      I haven’t played or analyzed the theory of a hand in several months, but have recently started listening to all of the old podcasts that I’ve missed in my hiatus. Great work as always, and overall, definitely an interesting hand. Thanks to you and Nate for the great work.

  • Rant2112 says:

    Why not 5b pre? Seems like 5b or fold OOP to BB is not a bad idea.

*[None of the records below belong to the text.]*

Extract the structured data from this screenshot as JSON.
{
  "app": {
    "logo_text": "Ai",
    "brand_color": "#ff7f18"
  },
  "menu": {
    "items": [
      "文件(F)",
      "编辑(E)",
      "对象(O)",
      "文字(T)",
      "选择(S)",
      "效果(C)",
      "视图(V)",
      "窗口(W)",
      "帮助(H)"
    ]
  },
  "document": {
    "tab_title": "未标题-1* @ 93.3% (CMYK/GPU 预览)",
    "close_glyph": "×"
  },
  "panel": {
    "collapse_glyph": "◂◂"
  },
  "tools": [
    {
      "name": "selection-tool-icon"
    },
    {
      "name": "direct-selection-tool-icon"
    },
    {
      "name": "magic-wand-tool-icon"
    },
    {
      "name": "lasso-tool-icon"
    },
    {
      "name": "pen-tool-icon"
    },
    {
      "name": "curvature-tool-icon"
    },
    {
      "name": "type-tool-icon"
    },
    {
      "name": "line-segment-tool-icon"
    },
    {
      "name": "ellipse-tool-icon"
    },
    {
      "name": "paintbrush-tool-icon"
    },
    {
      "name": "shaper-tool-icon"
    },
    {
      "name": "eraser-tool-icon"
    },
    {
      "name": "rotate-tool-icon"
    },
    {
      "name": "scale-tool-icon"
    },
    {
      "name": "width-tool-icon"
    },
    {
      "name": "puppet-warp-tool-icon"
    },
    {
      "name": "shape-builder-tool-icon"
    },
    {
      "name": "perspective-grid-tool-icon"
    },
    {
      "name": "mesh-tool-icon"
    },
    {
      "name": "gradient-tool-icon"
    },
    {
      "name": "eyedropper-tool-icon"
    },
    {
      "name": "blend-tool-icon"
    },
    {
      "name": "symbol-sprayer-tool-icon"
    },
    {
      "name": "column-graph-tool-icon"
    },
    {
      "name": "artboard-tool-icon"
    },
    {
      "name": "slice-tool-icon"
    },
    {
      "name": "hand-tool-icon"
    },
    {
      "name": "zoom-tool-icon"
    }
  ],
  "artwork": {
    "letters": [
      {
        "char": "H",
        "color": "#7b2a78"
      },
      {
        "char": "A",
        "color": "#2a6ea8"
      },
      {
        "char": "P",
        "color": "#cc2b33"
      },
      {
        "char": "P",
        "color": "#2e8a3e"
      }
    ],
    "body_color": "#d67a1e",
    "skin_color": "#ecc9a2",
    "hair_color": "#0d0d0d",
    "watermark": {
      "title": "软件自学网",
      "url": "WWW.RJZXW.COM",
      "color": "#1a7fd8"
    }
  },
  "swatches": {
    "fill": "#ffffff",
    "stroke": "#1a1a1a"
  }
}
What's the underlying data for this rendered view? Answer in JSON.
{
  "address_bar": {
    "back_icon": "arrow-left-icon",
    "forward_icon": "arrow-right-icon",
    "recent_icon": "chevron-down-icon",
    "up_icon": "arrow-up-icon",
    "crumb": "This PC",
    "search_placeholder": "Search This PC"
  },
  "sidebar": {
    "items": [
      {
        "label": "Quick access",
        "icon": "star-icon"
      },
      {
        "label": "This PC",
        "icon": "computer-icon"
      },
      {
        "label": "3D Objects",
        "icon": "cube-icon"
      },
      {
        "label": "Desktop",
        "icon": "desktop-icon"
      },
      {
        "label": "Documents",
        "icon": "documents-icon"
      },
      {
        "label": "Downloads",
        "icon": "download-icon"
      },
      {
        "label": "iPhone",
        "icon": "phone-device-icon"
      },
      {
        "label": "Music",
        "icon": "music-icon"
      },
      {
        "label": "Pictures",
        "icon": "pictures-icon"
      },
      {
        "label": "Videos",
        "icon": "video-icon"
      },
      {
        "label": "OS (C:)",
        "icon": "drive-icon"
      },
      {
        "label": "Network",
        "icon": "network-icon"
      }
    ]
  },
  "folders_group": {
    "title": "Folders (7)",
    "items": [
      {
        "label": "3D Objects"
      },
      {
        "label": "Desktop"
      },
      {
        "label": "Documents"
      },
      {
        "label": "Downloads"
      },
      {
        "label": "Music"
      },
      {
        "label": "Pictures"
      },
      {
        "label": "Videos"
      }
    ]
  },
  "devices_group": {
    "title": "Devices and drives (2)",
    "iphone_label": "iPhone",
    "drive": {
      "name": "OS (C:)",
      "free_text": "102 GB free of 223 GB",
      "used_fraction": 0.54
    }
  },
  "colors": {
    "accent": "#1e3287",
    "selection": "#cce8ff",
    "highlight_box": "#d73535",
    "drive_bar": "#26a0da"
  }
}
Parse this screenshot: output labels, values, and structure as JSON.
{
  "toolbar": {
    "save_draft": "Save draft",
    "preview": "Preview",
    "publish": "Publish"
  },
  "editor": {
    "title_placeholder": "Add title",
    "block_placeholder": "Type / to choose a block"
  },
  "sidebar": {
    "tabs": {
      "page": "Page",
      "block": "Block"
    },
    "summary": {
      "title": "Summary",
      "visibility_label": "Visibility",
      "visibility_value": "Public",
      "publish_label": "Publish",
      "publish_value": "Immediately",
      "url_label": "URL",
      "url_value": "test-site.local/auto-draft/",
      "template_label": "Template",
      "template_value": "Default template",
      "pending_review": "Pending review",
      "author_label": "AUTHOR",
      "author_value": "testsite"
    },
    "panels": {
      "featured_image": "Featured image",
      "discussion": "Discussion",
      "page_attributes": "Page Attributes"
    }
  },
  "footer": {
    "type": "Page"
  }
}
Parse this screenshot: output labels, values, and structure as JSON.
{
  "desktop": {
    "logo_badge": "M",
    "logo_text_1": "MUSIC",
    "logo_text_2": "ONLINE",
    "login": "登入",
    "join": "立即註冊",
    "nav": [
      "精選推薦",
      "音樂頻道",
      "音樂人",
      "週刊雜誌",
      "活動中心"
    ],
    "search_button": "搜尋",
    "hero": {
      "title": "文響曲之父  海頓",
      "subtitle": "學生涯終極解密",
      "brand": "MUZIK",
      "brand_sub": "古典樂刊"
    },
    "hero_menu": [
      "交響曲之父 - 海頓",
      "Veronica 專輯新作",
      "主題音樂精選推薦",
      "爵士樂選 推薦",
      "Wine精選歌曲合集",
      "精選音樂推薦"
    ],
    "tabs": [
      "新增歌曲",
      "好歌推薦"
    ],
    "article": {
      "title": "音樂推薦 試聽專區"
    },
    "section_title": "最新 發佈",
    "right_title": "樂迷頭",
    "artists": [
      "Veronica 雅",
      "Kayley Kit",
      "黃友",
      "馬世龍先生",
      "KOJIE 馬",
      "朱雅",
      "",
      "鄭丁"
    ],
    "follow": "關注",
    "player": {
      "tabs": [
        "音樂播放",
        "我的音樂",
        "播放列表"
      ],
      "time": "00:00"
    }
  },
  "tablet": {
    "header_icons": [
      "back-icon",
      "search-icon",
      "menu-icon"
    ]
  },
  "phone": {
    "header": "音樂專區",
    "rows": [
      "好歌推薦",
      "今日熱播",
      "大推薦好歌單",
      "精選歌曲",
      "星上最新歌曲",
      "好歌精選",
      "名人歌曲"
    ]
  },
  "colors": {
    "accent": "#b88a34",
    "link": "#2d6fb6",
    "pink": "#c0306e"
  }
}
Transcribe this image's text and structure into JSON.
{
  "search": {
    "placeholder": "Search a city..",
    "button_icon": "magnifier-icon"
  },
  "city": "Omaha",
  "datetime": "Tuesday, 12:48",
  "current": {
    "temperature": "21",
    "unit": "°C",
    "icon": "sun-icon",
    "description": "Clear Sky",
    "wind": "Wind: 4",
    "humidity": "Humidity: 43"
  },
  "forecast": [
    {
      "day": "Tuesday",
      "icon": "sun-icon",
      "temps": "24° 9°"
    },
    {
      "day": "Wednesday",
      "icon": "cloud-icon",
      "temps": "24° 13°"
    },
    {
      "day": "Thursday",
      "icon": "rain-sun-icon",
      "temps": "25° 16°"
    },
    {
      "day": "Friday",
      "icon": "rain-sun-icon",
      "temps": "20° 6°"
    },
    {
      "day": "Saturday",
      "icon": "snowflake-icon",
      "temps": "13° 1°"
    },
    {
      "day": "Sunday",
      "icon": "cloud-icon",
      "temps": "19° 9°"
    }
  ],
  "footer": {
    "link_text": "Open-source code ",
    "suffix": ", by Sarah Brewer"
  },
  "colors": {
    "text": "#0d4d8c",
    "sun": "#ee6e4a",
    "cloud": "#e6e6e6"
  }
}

  • Raise-call, check-call, check-call, check-call. Hero takes a passive line in a blind battle, with predictable results. This just looks like a miserable spot for Hero. Chip leader at the table, second biggest stack on our left, @ 250/500 60. The CO and BTN have the most vulnerable stacks (in part no doubt to Hero’s position), and we should continue to exploit them. Instead we overplay a one pair hand OP against the stack that presents the most immediate threat. I hear Nate’s voice (from the WSOP premium series I think – happy to contribute BTW): “… yeah, cash games are about winning stacks – tournaments are about winning pots.” How is it that a doctoral candidate starts every other sentence with “yeah”? Anyway, is it possible that Hero was so focused on winning the pot that he temporarily neglected to account for his tournament equity? Was Hero using a HUD? I wonder if he would have played the hand differently in a live 2K? When the BB lays 4:1 on the turn Hero suspects he’s beat, but continues with a “worried” call. Yes, villain’s range is polarized, but the nonzero chance that he has bluffs/air does not offset Hero’s marginal EV in this spot.

    • Gareth says:

      How is it that a doctoral candidate starts every other sentence with “yeah” ? Perhaps because Nate, despite his expansive, and occasionally obscuring vocabulary (no fault of his own, surely), isn’t playing the game most PHD candidates practice their whole lives. I call it the “appearing smart” game, but maybe better would be “constructing a veil of intelligence-iness” …

      One of the things these drains upon society’s resources engage in often is the unsolicited judging of others based on what they find to be unrefined colloquialisms or speech patterns. Signalling, I think is a term that has appeared in TP podcast cannon before. Avoid their fate.

      • Wow, Gareth. It was intended as a friendly jab. And Nate does appear smart. Even in the fishing hat. Thanks for the reply!

        • Gareth says:

          Actually I have to disagree… that fishing hat freaks me out!

          Having met Nate once in real life, I recall him as borderline freakishly tall. So yeah, that plus lanky and fishing hat… it all adds up to a survivalist vibe.

          Yeah dont much into my comments here. I have to be pretty tight lipped with my language and stuff in other parts of the internet, so I just usually go stream of consciousness round these parts

          • Nate says:

            I like the idea of the rest of the Internet getting Fair Trade Gareth and the Thinking Poker blog getting the other byproducts of a differentiated Gareth product.

            • piefarmer says:

              Two very good potential screen names right there:
              FairTradeGareth
              DifferentiatedGarethProduct

              No way anybody ever bluffs into those monikers.

  • PSFM says:

    Heh I would need a guy like that to play poker for me :)